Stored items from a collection
++++++++++++++++++++

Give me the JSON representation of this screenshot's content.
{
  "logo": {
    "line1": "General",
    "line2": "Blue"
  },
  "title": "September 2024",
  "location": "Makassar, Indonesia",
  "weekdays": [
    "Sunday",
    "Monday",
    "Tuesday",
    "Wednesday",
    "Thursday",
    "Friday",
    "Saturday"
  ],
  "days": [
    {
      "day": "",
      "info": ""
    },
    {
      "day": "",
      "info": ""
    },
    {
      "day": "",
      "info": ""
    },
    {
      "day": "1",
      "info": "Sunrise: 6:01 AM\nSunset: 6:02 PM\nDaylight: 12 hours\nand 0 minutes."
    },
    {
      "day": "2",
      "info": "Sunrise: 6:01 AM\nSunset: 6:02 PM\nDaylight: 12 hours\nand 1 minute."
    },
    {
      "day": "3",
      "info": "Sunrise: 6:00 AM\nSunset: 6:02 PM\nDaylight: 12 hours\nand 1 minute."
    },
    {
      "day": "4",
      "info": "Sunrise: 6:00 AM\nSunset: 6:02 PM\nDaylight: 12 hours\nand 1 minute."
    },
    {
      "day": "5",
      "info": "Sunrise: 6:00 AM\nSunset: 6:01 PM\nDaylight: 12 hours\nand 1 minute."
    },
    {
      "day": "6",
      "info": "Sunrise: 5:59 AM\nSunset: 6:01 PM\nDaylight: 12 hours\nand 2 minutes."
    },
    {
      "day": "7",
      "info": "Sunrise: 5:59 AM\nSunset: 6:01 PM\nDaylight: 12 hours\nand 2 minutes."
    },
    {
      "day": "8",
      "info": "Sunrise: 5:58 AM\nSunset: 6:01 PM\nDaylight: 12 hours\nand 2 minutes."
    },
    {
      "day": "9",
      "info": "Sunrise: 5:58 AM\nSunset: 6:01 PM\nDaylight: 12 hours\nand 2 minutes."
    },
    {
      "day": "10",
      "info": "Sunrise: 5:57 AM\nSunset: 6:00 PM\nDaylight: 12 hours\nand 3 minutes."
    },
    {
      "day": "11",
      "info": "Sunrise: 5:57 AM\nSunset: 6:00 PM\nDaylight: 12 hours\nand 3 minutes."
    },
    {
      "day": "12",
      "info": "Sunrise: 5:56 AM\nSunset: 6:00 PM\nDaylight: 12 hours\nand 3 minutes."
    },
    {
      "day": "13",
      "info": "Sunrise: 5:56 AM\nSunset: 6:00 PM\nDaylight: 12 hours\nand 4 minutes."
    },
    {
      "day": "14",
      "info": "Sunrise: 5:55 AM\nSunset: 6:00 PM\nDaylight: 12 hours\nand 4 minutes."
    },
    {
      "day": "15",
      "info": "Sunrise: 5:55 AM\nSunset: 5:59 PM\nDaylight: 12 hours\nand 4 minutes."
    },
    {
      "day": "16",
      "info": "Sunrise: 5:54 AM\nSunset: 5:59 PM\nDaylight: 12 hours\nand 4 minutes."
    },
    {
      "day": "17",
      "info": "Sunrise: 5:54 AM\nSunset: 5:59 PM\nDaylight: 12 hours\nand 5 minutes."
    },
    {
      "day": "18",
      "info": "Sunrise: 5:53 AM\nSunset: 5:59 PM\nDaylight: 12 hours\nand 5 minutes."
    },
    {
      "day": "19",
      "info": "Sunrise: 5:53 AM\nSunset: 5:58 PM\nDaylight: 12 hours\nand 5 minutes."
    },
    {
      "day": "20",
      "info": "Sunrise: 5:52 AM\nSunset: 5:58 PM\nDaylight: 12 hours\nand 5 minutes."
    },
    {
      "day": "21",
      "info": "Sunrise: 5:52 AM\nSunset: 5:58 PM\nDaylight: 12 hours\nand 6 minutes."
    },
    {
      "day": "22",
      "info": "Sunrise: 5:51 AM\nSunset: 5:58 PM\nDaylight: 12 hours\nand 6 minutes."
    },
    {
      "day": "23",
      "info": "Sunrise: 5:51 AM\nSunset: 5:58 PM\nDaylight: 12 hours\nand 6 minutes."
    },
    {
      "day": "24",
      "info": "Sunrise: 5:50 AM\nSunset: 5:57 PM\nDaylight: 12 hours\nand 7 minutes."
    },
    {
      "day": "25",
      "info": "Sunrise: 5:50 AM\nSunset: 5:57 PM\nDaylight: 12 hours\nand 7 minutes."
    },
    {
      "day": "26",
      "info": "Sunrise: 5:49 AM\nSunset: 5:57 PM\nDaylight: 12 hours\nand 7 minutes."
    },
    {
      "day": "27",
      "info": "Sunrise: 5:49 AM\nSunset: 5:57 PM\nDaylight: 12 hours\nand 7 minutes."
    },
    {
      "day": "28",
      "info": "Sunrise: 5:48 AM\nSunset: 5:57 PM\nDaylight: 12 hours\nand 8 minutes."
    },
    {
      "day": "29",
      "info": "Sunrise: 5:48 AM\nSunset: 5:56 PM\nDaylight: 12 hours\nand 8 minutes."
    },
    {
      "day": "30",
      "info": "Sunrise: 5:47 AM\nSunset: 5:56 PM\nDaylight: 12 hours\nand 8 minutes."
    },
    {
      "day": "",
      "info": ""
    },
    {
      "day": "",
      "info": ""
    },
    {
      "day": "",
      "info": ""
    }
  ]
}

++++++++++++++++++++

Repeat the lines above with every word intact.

Give me the JSON representation of this screenshot's content.
{
  "logo": {
    "line1": "General",
    "line2": "Blue"
  },
  "title": "September 2024",
  "location": "Makassar, Indonesia",
  "weekdays": [
    "Sunday",
    "Monday",
    "Tuesday",
    "Wednesday",
    "Thursday",
    "Friday",
    "Saturday"
  ],
  "days": [
    {
      "day": "",
      "info": ""
    },
    {
      "day": "",
      "info": ""
    },
    {
      "day": "",
      "info": ""
    },
    {
      "day": "1",
      "info": "Sunrise: 6:01 AM\nSunset: 6:02 PM\nDaylight: 12 hours\nand 0 minutes."
    },
    {
      "day": "2",
      "info": "Sunrise: 6:01 AM\nSunset: 6:02 PM\nDaylight: 12 hours\nand 1 minute."
    },
    {
      "day": "3",
      "info": "Sunrise: 6:00 AM\nSunset: 6:02 PM\nDaylight: 12 hours\nand 1 minute."
    },
    {
      "day": "4",
      "info": "Sunrise: 6:00 AM\nSunset: 6:02 PM\nDaylight: 12 hours\nand 1 minute."
    },
    {
      "day": "5",
      "info": "Sunrise: 6:00 AM\nSunset: 6:01 PM\nDaylight: 12 hours\nand 1 minute."
    },
    {
      "day": "6",
      "info": "Sunrise: 5:59 AM\nSunset: 6:01 PM\nDaylight: 12 hours\nand 2 minutes."
    },
    {
      "day": "7",
      "info": "Sunrise: 5:59 AM\nSunset: 6:01 PM\nDaylight: 12 hours\nand 2 minutes."
    },
    {
      "day": "8",
      "info": "Sunrise: 5:58 AM\nSunset: 6:01 PM\nDaylight: 12 hours\nand 2 minutes."
    },
    {
      "day": "9",
      "info": "Sunrise: 5:58 AM\nSunset: 6:01 PM\nDaylight: 12 hours\nand 2 minutes."
    },
    {
      "day": "10",
      "info": "Sunrise: 5:57 AM\nSunset: 6:00 PM\nDaylight: 12 hours\nand 3 minutes."
    },
    {
      "day": "11",
      "info": "Sunrise: 5:57 AM\nSunset: 6:00 PM\nDaylight: 12 hours\nand 3 minutes."
    },
    {
      "day": "12",
      "info": "Sunrise: 5:56 AM\nSunset: 6:00 PM\nDaylight: 12 hours\nand 3 minutes."
    },
    {
      "day": "13",
      "info": "Sunrise: 5:56 AM\nSunset: 6:00 PM\nDaylight: 12 hours\nand 4 minutes."
    },
    {
      "day": "14",
      "info": "Sunrise: 5:55 AM\nSunset: 6:00 PM\nDaylight: 12 hours\nand 4 minutes."
    },
    {
      "day": "15",
      "info": "Sunrise: 5:55 AM\nSunset: 5:59 PM\nDaylight: 12 hours\nand 4 minutes."
    },
    {
      "day": "16",
      "info": "Sunrise: 5:54 AM\nSunset: 5:59 PM\nDaylight: 12 hours\nand 4 minutes."
    },
    {
      "day": "17",
      "info": "Sunrise: 5:54 AM\nSunset: 5:59 PM\nDaylight: 12 hours\nand 5 minutes."
    },
    {
      "day": "18",
      "info": "Sunrise: 5:53 AM\nSunset: 5:59 PM\nDaylight: 12 hours\nand 5 minutes."
    },
    {
      "day": "19",
      "info": "Sunrise: 5:53 AM\nSunset: 5:58 PM\nDaylight: 12 hours\nand 5 minutes."
    },
    {
      "day": "20",
      "info": "Sunrise: 5:52 AM\nSunset: 5:58 PM\nDaylight: 12 hours\nand 5 minutes."
    },
    {
      "day": "21",
      "info": "Sunrise: 5:52 AM\nSunset: 5:58 PM\nDaylight: 12 hours\nand 6 minutes."
    },
    {
      "day": "22",
      "info": "Sunrise: 5:51 AM\nSunset: 5:58 PM\nDaylight: 12 hours\nand 6 minutes."
    },
    {
      "day": "23",
      "info": "Sunrise: 5:51 AM\nSunset: 5:58 PM\nDaylight: 12 hours\nand 6 minutes."
    },
    {
      "day": "24",
      "info": "Sunrise: 5:50 AM\nSunset: 5:57 PM\nDaylight: 12 hours\nand 7 minutes."
    },
    {
      "day": "25",
      "info": "Sunrise: 5:50 AM\nSunset: 5:57 PM\nDaylight: 12 hours\nand 7 minutes."
    },
    {
      "day": "26",
      "info": "Sunrise: 5:49 AM\nSunset: 5:57 PM\nDaylight: 12 hours\nand 7 minutes."
    },
    {
      "day": "27",
      "info": "Sunrise: 5:49 AM\nSunset: 5:57 PM\nDaylight: 12 hours\nand 7 minutes."
    },
    {
      "day": "28",
      "info": "Sunrise: 5:48 AM\nSunset: 5:57 PM\nDaylight: 12 hours\nand 8 minutes."
    },
    {
      "day": "29",
      "info": "Sunrise: 5:48 AM\nSunset: 5:56 PM\nDaylight: 12 hours\nand 8 minutes."
    },
    {
      "day": "30",
      "info": "Sunrise: 5:47 AM\nSunset: 5:56 PM\nDaylight: 12 hours\nand 8 minutes."
    },
    {
      "day": "",
      "info": ""
    },
    {
      "day": "",
      "info": ""
    },
    {
      "day": "",
      "info": ""
    }
  ]
}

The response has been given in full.